5.20.2010

I'll Sleep When I Die

Getting my children to bed ranks high on my list of healthy habits for my children. So much so, that it had become a problem when I was in charge of the bedtime routine. I would fight hard to get them to bed and they would fight harder to stay up. The yelling, whining, bedtime snacks and drinks was beginning to reach the point of future psychological damage. Finally, when my husband began to work the day shift, I relinquished my bed time rant to him. I bit my lip while he indulged the girls' every whim and the time passed by silently. With every glance to that silent circle on the wall, my teeth made a deeper dent into my lip.
~
Then Grasshopper's dance teacher noticed.
~
Grasshopper completed her spring ballet recital last weekend. On the Thursday before the recital there was a rehearsal. Afterward, I walked in to gather up Grasshopper and her very eccentric ballet teacher was standing there in a green velour suit, her typical gray hair flying. I asked her how the rehearsal had gone and she said it went very well followed by these words: Grasshopper is tired. I immediately burst into tears. She asked me why I was crying and all I could say is that I know Grasshopper is tired. So is Little Bear. We can't seem to get them to bed at a decent hour. I felt like such a failure as a parent.
~
I know I am not the only parent who struggles with getting the kids to bed. I think it may have something to do with the inability to realize the consequences of lack of sleep in the future. All the little darlings can think of is what they are missing in the present. As adults we are able to imagine the next day. We can remember dragging our bodies around, eyes half open and gasping for a cup of coffee.
~
Just as our children fight sleep because of their lack of experience and imagination, we fight death. We fill our lives with noise, parties, play dates and just plain business to keep ourselves from imagining what will happen when we die. We do all we can to be healthy, eat right, and exercise in order to prolong the inevitable. My husband, an RN, has met more than one, very sick, over eighty-year-old who does not realize that he or she is going to die. It is strange. These poor people have not thought about death and it comes to them as a surprise. Often, people like this will make very drastic health care decisions to extend their lives even just a couple months.
~
It seems to me that in order to find some sort of balance in our lives now, we must keep in mind our own death. It can not be avoided, so why fight it? I can't say I look forward to dying, but I do think about it at times and am at peace with it. Belief in an afterlife is definitely a consolation when I slow myself down to imagine my own death. I am trying not to frantically cling to this life and instead, slowly and steadily, make my way to heaven.
~
If only there were some way to keep my children from frantically clinging to each day!
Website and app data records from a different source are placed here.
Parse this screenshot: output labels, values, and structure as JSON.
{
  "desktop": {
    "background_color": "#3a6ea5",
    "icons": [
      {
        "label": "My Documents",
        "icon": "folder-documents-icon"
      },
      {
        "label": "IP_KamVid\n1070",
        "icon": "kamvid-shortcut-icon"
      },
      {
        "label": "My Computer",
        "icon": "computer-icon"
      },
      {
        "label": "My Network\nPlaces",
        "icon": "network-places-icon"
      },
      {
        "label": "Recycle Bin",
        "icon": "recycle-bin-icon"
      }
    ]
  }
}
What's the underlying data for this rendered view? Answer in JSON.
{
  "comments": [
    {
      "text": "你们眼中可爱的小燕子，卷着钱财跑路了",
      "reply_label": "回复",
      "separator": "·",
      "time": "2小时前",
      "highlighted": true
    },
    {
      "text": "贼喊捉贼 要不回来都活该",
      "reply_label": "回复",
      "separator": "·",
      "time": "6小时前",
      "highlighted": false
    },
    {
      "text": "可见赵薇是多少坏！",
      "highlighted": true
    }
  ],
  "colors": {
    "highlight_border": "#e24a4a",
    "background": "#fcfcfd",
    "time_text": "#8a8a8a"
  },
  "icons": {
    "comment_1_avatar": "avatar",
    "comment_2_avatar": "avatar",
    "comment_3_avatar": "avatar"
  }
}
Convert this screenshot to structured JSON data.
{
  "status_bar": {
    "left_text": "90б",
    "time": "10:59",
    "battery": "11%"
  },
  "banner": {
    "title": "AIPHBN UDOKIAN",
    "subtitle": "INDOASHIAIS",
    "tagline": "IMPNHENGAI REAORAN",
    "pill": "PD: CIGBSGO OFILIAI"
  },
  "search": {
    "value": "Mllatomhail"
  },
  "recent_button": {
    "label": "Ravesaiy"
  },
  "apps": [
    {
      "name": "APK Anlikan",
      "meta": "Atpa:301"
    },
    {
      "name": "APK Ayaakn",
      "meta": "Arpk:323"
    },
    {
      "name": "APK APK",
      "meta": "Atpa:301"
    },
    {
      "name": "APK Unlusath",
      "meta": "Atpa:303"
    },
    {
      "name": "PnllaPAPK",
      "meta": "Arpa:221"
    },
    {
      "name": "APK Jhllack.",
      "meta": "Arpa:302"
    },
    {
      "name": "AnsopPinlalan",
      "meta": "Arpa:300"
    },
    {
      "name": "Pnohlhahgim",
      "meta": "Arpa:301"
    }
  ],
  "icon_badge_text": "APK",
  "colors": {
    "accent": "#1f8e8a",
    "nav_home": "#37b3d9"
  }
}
2 comments:

  1. YardleymommaMay 23, 2010

    I so agree with you and that is our summer task, kids to bed on time without whining! Sami has been off her bedtime since she had swine flu/hospital visits in October. I'm exhausted and they are exhausted. Still do not know how we are going to go about the bed times, I've been watching supernanny but thy will be done!

    ReplyDelete
  2. Some kids are harder than others, but I think the best you can do is to make it dark (black out curtains are awesome), and keep bedtime the same as possible. Brandon has always been awful if a big change has happened, like moving, so maybe the new baby has thrown them for a loop. If they share a room, I've put one on the floor in the hall so the other can sleep. That's worked wonderfully. I have two kid bedrooms and five kids, so we've done a lot of things. Another was when I made someone switch. Brandon had to switch with Grace, so Gabe could sleep. He missed his own bed a lot, but I wouldn't let him have it back for at least three days. It totally worked. I do have to revisit it. I also like having five things to do before bed, and that's it. I have been known to say no to drinks, even potty, when I know they are just pushing my buttons (and they almost always are). I also bought a child gate for each bedroom for esp. hard nights. Sometimes I even put one above the other on the same door frame, close together. Just some ideas from a large family in a small space. :) If you try my ideas, they will be mad, but they will get over it and feel better ultimately. And then I will buy you the "meanest mom in the world" t shirt. I need one.

    ReplyDelete

Thanks for the comment. I really appreciate it!